*** AVAILABLE DATA Section Begins ***

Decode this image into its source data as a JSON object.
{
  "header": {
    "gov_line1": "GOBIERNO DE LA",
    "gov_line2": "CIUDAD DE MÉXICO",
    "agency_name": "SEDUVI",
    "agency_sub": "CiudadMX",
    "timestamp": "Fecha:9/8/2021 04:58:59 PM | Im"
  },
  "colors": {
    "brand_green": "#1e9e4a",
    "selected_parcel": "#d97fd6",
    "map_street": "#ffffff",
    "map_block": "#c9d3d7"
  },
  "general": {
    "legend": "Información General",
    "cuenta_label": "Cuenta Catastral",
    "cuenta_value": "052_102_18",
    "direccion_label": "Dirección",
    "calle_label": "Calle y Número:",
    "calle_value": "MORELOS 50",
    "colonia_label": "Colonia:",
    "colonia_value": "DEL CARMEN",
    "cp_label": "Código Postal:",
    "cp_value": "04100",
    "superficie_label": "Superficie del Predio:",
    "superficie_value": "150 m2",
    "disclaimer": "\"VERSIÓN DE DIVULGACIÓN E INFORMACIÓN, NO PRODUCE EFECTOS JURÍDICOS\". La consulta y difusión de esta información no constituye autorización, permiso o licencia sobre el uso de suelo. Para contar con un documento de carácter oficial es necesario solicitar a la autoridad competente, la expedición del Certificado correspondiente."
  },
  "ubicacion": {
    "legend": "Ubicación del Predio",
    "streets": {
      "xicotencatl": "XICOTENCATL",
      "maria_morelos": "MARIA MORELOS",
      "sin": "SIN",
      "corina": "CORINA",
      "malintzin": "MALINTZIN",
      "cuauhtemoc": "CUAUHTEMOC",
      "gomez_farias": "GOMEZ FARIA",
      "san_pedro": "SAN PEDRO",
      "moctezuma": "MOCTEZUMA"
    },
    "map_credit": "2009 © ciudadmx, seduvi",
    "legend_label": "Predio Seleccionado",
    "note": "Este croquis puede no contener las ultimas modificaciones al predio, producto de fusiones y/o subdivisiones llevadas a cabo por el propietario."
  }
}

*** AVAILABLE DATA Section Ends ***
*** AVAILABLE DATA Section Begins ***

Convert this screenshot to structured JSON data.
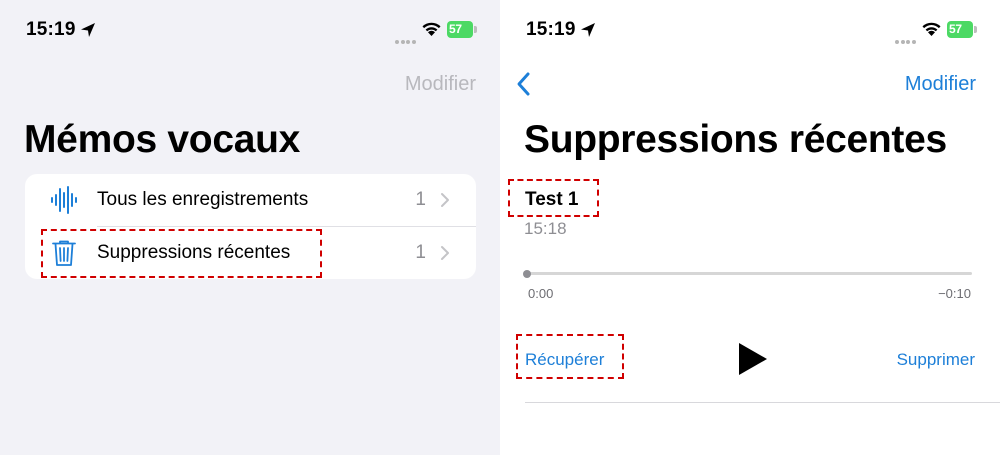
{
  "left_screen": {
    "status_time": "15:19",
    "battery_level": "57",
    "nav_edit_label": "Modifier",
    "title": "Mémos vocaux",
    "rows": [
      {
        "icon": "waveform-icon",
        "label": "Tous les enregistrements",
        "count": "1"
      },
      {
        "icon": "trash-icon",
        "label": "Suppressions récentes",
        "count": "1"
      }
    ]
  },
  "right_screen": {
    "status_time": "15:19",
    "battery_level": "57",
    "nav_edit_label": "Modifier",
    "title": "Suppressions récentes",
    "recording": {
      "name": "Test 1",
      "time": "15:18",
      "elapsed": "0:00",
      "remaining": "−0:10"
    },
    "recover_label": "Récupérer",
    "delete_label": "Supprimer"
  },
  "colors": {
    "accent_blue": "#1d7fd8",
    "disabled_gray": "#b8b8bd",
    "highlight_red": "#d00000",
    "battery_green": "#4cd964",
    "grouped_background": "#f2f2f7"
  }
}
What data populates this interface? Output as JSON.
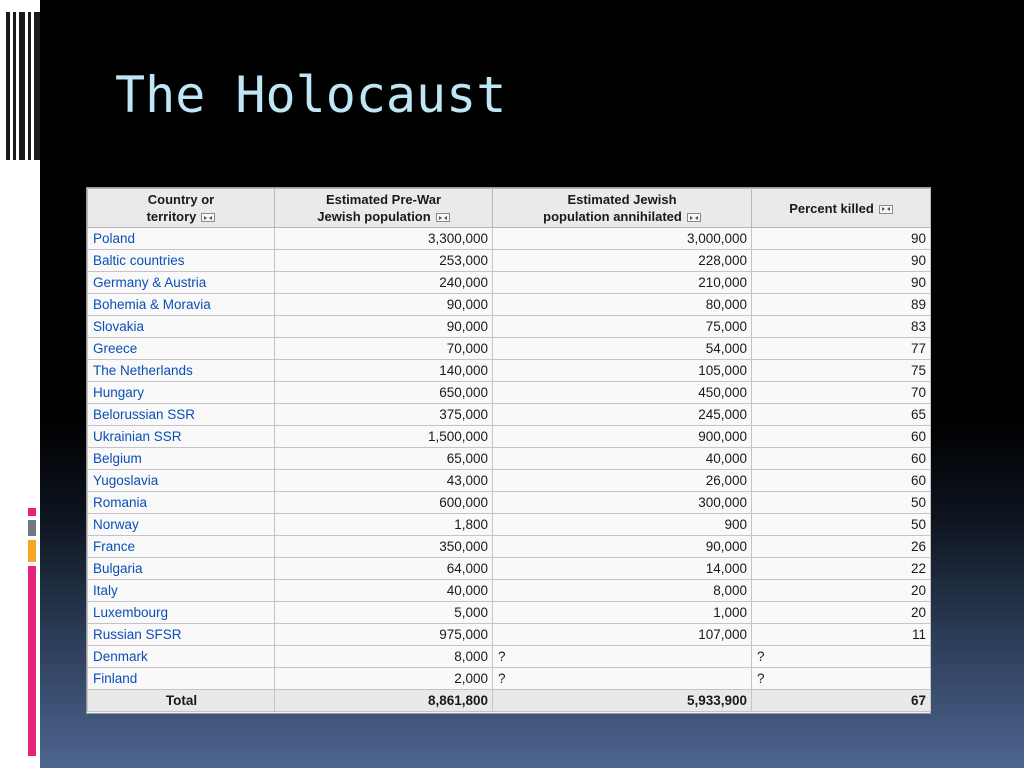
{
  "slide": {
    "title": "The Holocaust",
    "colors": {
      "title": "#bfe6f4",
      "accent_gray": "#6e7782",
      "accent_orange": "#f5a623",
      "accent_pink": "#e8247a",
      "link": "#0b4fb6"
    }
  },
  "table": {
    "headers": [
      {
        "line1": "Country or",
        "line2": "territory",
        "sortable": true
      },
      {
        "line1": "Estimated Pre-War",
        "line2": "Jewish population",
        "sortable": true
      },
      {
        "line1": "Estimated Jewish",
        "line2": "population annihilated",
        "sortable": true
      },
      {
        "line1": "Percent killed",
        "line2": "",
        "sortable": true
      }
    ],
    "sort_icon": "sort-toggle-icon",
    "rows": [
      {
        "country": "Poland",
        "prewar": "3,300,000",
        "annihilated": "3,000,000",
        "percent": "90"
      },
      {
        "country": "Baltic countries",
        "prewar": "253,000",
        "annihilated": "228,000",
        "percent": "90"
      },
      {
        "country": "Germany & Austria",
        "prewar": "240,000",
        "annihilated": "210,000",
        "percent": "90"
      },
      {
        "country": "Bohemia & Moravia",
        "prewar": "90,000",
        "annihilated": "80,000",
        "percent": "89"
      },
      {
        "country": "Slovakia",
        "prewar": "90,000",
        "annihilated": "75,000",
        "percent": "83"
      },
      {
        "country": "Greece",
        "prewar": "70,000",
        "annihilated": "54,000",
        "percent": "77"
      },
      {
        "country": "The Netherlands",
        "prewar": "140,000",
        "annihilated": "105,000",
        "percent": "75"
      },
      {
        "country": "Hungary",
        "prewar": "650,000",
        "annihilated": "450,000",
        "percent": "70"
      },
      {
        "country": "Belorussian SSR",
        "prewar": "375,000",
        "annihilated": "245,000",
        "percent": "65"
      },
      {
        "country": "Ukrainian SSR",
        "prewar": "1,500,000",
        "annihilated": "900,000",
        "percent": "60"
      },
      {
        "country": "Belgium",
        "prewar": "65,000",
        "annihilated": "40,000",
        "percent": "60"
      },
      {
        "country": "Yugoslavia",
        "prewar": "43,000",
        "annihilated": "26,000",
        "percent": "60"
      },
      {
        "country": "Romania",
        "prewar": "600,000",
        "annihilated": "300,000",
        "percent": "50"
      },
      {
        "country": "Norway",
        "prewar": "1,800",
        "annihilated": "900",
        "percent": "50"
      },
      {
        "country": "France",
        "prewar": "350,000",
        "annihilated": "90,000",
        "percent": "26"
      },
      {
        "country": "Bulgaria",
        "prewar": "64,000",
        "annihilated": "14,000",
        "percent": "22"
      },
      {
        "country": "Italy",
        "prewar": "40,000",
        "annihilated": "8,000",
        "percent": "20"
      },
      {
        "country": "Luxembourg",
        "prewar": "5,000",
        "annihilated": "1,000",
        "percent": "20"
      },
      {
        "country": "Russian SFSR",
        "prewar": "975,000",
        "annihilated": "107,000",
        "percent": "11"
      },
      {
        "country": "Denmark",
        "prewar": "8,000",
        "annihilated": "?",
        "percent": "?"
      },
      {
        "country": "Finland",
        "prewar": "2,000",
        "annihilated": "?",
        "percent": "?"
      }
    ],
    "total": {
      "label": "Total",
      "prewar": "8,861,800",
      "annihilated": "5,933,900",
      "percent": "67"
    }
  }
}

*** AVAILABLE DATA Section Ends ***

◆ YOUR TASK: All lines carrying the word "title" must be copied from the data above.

◆ SOLUTION BELOW:
    "title": "Mémos vocaux",
    "title": "Suppressions récentes",
    "title": "The Holocaust",
      "title": "#bfe6f4",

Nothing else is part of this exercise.